## EXERCISE BRIEF
Search the records for "Casa". Report every line where it occurs.

DATA SECTION section start

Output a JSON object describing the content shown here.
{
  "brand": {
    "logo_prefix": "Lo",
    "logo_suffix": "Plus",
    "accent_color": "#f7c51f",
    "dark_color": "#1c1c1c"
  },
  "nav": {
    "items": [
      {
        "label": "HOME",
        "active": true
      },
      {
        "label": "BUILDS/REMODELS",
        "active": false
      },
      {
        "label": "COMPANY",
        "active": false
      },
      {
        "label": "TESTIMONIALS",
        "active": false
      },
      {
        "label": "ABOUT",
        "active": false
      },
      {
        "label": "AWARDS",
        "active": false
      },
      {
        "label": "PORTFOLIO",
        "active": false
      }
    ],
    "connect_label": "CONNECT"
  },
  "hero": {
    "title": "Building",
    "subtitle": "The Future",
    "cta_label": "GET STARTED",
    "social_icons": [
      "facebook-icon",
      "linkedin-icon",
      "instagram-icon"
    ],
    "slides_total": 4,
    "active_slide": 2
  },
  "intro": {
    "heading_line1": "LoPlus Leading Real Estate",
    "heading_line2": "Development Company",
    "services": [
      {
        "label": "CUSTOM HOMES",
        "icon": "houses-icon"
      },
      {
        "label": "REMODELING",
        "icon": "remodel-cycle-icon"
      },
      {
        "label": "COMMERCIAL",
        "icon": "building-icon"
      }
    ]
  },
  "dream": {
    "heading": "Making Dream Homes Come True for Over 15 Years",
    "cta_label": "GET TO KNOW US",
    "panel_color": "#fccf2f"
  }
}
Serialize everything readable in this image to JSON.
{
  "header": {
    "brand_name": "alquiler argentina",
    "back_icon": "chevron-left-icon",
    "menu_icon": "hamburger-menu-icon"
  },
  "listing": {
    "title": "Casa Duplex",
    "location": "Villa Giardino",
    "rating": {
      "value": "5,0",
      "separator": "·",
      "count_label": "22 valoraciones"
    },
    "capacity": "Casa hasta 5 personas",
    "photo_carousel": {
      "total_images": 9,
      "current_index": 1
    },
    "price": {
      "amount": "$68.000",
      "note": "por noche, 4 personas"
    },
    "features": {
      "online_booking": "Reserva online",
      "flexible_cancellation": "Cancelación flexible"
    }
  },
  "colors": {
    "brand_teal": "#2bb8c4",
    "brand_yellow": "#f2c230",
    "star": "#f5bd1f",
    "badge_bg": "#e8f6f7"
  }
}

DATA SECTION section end

## OUTPUT FOR THIS EXERCISE
    "title": "Casa Duplex",
    "capacity": "Casa hasta 5 personas",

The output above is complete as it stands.